>>

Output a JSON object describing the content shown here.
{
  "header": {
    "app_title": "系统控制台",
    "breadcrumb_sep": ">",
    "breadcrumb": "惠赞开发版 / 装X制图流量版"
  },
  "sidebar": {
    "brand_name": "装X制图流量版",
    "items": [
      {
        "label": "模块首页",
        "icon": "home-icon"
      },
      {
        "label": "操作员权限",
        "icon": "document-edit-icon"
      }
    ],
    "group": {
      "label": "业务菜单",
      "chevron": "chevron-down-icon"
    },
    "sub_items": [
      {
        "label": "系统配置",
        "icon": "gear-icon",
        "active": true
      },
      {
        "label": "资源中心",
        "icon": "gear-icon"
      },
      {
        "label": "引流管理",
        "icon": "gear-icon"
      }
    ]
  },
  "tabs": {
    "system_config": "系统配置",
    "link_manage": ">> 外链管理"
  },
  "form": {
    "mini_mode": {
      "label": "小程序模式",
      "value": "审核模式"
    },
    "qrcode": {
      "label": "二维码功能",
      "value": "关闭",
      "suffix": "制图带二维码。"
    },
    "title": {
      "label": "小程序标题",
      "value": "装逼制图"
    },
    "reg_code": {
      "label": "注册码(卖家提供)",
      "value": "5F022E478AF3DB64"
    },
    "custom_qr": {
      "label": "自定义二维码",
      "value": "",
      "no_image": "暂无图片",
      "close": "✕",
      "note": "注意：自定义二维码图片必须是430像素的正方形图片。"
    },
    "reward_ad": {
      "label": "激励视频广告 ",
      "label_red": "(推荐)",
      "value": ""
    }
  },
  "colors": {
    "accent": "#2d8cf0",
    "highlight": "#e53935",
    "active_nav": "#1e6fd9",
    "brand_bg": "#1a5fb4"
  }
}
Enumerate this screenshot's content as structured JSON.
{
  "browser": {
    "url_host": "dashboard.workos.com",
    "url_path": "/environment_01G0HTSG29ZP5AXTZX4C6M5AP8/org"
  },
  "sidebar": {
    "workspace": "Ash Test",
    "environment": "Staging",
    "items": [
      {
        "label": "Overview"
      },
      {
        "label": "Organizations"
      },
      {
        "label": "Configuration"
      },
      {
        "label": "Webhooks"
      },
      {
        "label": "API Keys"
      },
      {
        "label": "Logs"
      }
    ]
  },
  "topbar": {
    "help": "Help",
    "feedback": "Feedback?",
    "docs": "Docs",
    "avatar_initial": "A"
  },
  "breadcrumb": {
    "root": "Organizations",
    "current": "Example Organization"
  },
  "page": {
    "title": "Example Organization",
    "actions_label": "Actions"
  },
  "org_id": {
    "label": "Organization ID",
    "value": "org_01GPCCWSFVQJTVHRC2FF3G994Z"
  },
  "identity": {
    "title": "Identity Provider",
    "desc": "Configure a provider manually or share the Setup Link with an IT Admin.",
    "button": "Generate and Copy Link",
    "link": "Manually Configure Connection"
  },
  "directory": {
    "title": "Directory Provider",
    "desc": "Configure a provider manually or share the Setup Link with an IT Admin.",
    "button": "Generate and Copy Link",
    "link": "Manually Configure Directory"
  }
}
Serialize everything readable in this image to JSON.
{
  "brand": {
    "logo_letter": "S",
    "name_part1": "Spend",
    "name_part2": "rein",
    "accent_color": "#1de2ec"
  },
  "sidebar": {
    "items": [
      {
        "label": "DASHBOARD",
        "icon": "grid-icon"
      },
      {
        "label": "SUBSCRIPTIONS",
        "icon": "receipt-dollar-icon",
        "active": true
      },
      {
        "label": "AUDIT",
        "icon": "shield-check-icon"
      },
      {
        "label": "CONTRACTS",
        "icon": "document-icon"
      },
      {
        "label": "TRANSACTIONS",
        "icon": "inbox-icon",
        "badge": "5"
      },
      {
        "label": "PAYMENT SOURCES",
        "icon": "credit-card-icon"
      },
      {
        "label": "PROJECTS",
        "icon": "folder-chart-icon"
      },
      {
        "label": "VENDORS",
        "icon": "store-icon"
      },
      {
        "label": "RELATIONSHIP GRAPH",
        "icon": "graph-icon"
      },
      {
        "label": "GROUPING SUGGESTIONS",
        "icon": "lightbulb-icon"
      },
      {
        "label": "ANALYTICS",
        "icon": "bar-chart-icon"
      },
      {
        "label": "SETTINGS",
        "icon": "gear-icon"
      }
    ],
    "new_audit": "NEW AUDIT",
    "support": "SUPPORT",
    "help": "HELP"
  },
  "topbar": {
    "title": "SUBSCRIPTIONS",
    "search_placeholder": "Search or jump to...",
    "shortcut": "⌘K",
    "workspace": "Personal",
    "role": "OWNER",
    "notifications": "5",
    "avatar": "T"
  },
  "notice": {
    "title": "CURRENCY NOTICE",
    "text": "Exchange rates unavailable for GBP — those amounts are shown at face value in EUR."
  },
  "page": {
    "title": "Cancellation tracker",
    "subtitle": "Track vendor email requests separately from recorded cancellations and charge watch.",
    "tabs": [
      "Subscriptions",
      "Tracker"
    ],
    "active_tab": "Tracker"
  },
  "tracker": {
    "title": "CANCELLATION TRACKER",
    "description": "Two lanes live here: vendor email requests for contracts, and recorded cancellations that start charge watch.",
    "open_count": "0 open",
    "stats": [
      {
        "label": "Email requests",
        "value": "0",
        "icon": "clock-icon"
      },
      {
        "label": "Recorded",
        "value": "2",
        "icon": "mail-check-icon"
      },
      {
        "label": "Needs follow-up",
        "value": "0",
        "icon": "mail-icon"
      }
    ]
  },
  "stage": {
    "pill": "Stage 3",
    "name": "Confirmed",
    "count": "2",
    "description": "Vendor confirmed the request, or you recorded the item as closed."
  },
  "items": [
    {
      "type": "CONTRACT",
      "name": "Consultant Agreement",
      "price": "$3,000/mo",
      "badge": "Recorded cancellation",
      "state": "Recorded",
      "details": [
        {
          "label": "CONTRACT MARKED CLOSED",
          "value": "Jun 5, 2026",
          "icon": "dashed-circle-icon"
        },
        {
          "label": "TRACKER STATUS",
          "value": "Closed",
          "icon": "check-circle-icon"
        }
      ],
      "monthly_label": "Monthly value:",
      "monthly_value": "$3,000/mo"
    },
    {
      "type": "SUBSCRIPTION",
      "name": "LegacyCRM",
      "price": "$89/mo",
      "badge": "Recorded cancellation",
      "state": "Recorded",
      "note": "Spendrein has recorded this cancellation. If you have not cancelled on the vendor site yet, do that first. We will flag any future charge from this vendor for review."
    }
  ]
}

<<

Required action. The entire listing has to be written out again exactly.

Exercise solution.
Output a JSON object describing the content shown here.
{
  "header": {
    "app_title": "系统控制台",
    "breadcrumb_sep": ">",
    "breadcrumb": "惠赞开发版 / 装X制图流量版"
  },
  "sidebar": {
    "brand_name": "装X制图流量版",
    "items": [
      {
        "label": "模块首页",
        "icon": "home-icon"
      },
      {
        "label": "操作员权限",
        "icon": "document-edit-icon"
      }
    ],
    "group": {
      "label": "业务菜单",
      "chevron": "chevron-down-icon"
    },
    "sub_items": [
      {
        "label": "系统配置",
        "icon": "gear-icon",
        "active": true
      },
      {
        "label": "资源中心",
        "icon": "gear-icon"
      },
      {
        "label": "引流管理",
        "icon": "gear-icon"
      }
    ]
  },
  "tabs": {
    "system_config": "系统配置",
    "link_manage": ">> 外链管理"
  },
  "form": {
    "mini_mode": {
      "label": "小程序模式",
      "value": "审核模式"
    },
    "qrcode": {
      "label": "二维码功能",
      "value": "关闭",
      "suffix": "制图带二维码。"
    },
    "title": {
      "label": "小程序标题",
      "value": "装逼制图"
    },
    "reg_code": {
      "label": "注册码(卖家提供)",
      "value": "5F022E478AF3DB64"
    },
    "custom_qr": {
      "label": "自定义二维码",
      "value": "",
      "no_image": "暂无图片",
      "close": "✕",
      "note": "注意：自定义二维码图片必须是430像素的正方形图片。"
    },
    "reward_ad": {
      "label": "激励视频广告 ",
      "label_red": "(推荐)",
      "value": ""
    }
  },
  "colors": {
    "accent": "#2d8cf0",
    "highlight": "#e53935",
    "active_nav": "#1e6fd9",
    "brand_bg": "#1a5fb4"
  }
}
Enumerate this screenshot's content as structured JSON.
{
  "browser": {
    "url_host": "dashboard.workos.com",
    "url_path": "/environment_01G0HTSG29ZP5AXTZX4C6M5AP8/org"
  },
  "sidebar": {
    "workspace": "Ash Test",
    "environment": "Staging",
    "items": [
      {
        "label": "Overview"
      },
      {
        "label": "Organizations"
      },
      {
        "label": "Configuration"
      },
      {
        "label": "Webhooks"
      },
      {
        "label": "API Keys"
      },
      {
        "label": "Logs"
      }
    ]
  },
  "topbar": {
    "help": "Help",
    "feedback": "Feedback?",
    "docs": "Docs",
    "avatar_initial": "A"
  },
  "breadcrumb": {
    "root": "Organizations",
    "current": "Example Organization"
  },
  "page": {
    "title": "Example Organization",
    "actions_label": "Actions"
  },
  "org_id": {
    "label": "Organization ID",
    "value": "org_01GPCCWSFVQJTVHRC2FF3G994Z"
  },
  "identity": {
    "title": "Identity Provider",
    "desc": "Configure a provider manually or share the Setup Link with an IT Admin.",
    "button": "Generate and Copy Link",
    "link": "Manually Configure Connection"
  },
  "directory": {
    "title": "Directory Provider",
    "desc": "Configure a provider manually or share the Setup Link with an IT Admin.",
    "button": "Generate and Copy Link",
    "link": "Manually Configure Directory"
  }
}
Serialize everything readable in this image to JSON.
{
  "brand": {
    "logo_letter": "S",
    "name_part1": "Spend",
    "name_part2": "rein",
    "accent_color": "#1de2ec"
  },
  "sidebar": {
    "items": [
      {
        "label": "DASHBOARD",
        "icon": "grid-icon"
      },
      {
        "label": "SUBSCRIPTIONS",
        "icon": "receipt-dollar-icon",
        "active": true
      },
      {
        "label": "AUDIT",
        "icon": "shield-check-icon"
      },
      {
        "label": "CONTRACTS",
        "icon": "document-icon"
      },
      {
        "label": "TRANSACTIONS",
        "icon": "inbox-icon",
        "badge": "5"
      },
      {
        "label": "PAYMENT SOURCES",
        "icon": "credit-card-icon"
      },
      {
        "label": "PROJECTS",
        "icon": "folder-chart-icon"
      },
      {
        "label": "VENDORS",
        "icon": "store-icon"
      },
      {
        "label": "RELATIONSHIP GRAPH",
        "icon": "graph-icon"
      },
      {
        "label": "GROUPING SUGGESTIONS",
        "icon": "lightbulb-icon"
      },
      {
        "label": "ANALYTICS",
        "icon": "bar-chart-icon"
      },
      {
        "label": "SETTINGS",
        "icon": "gear-icon"
      }
    ],
    "new_audit": "NEW AUDIT",
    "support": "SUPPORT",
    "help": "HELP"
  },
  "topbar": {
    "title": "SUBSCRIPTIONS",
    "search_placeholder": "Search or jump to...",
    "shortcut": "⌘K",
    "workspace": "Personal",
    "role": "OWNER",
    "notifications": "5",
    "avatar": "T"
  },
  "notice": {
    "title": "CURRENCY NOTICE",
    "text": "Exchange rates unavailable for GBP — those amounts are shown at face value in EUR."
  },
  "page": {
    "title": "Cancellation tracker",
    "subtitle": "Track vendor email requests separately from recorded cancellations and charge watch.",
    "tabs": [
      "Subscriptions",
      "Tracker"
    ],
    "active_tab": "Tracker"
  },
  "tracker": {
    "title": "CANCELLATION TRACKER",
    "description": "Two lanes live here: vendor email requests for contracts, and recorded cancellations that start charge watch.",
    "open_count": "0 open",
    "stats": [
      {
        "label": "Email requests",
        "value": "0",
        "icon": "clock-icon"
      },
      {
        "label": "Recorded",
        "value": "2",
        "icon": "mail-check-icon"
      },
      {
        "label": "Needs follow-up",
        "value": "0",
        "icon": "mail-icon"
      }
    ]
  },
  "stage": {
    "pill": "Stage 3",
    "name": "Confirmed",
    "count": "2",
    "description": "Vendor confirmed the request, or you recorded the item as closed."
  },
  "items": [
    {
      "type": "CONTRACT",
      "name": "Consultant Agreement",
      "price": "$3,000/mo",
      "badge": "Recorded cancellation",
      "state": "Recorded",
      "details": [
        {
          "label": "CONTRACT MARKED CLOSED",
          "value": "Jun 5, 2026",
          "icon": "dashed-circle-icon"
        },
        {
          "label": "TRACKER STATUS",
          "value": "Closed",
          "icon": "check-circle-icon"
        }
      ],
      "monthly_label": "Monthly value:",
      "monthly_value": "$3,000/mo"
    },
    {
      "type": "SUBSCRIPTION",
      "name": "LegacyCRM",
      "price": "$89/mo",
      "badge": "Recorded cancellation",
      "state": "Recorded",
      "note": "Spendrein has recorded this cancellation. If you have not cancelled on the vendor site yet, do that first. We will flag any future charge from this vendor for review."
    }
  ]
}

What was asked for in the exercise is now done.